In order to build on the results of previous bat survey work, and add greater certainty to our emerging (but tentative) conclusions, we took a slightly different approach in 2014.
Firstly, we deployed static detectors on ferries running between Hull (East Yorkshire) and Zeebrugge (Belgium) and Felixstowe (Suffolk) and Vlaardingen (The Netherlands) for much of the active season. We recorded Nathusius’ pipistrelle at considerable distances offshore (in the middle of the North Sea), with the timing of the encounters (spring and autumn) again indicating seasonal movements. This adds further certainty to the developing picture obtained from the east coast work that migration occurs annually, and on a relatively broad front. Thanks are due to the chief officers on the P&O vessel Pride of York and the DFDS freight vessel Flandria Seaways for agreeing to deploy the bat detectors, and to MARINELife and Envisage Wildcare for supporting the work.

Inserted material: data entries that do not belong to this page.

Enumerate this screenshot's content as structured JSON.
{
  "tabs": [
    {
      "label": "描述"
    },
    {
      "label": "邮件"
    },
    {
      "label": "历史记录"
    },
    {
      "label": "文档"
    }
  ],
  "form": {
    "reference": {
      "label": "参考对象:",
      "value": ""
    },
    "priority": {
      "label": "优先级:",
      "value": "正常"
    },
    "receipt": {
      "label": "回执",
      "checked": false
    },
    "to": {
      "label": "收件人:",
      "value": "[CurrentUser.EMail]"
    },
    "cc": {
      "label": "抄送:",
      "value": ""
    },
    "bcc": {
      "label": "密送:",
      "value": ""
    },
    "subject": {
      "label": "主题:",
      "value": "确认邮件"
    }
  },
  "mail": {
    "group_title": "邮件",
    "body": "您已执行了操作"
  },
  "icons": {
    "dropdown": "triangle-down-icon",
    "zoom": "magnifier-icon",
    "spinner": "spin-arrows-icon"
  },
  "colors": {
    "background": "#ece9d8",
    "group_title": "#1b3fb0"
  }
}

Secondly, we decided to have a look at the west coast of the UK. With the support of RSPB Cymru and The Wildlife Trust of South and West Wales wardens on Ramsey, Skokholm and Skomer, we deployed static bat detectors in the spring of 2014. The aims were both to collect some baseline survey data on the bat communities of the islands, but also to look at seasonal variation potentially indicative of migration, as these islands are located relatively close to Ireland. A minimum of nine species were recorded on Ramsay and Skomer and seven on Skokholm. Some of the results were unexpected, including records of greater horseshoe bat and barbastelle, species not known to regularly cross extensive areas of water. Others remain intriguing, such as whether changes in the number of encounters of Leisler’s bat, a species that occurs widely in Ireland, could indicate seasonal movements of bats between the UK and Ireland, passage of the species along the west coast of the UK or simply bats using the airspace for foraging. It is clear that bats of a variety of species use the islands for foraging, and that some species are also likely to roost: a complicated picture.
The final element of research work in 2014 has been reporting the results of the Stable Isotope analysis of Nathusius’ pipistrelle hair samples collected in 2013. A total of 25 samples were analysed. The results indicated that at least 40% of the bats sampled had moved a substantial distance since they had moulted the previous summer. This strongly suggest that a proportion of the bats sampled were migratory and that, given the predominant migration direction of this species in Europe (south-west to north-east) and their known distribution in the UK, these individuals originated from areas of northern or eastern Europe outside of the UK. The sample also indicated that some of the bats sampled were resident in the UK.
The work undertaken between 2012 and 2014 provides strong evidence that Nathusius’ pipistrelle migrates into and out of the UK, identifies the timing of movements (which correspond with known movements in mainland Europe) and that migration appears to occur on a broad front. The stable isotope analysis results indicate that immigrants are likely to originate from north-eastern Europe, and that some populations are likely to be resident.
The work in West Wales is at an earlier stage, and conclusions cannot really be drawn on the basis of such a limited data set. The most notable result is that both greater horseshoe and barbastelle bats have been found on the islands.
We will be considering whether to take forward further work on bat migration in early 2015. We are always happy to discuss opportunities for collaboration in relevant technical research areas.
The research reports can be downloaded by clicking on the links below:
For further information with regard to the work in Kent and the stable isotope analysis, please contact Laura Grant.
For information on the work at Spurn, Portland, Severnside and on the North Sea Ferries, please contact Matt Hobbs.
For further information about the Welsh Islands survey work, please contact Rachel Taylor.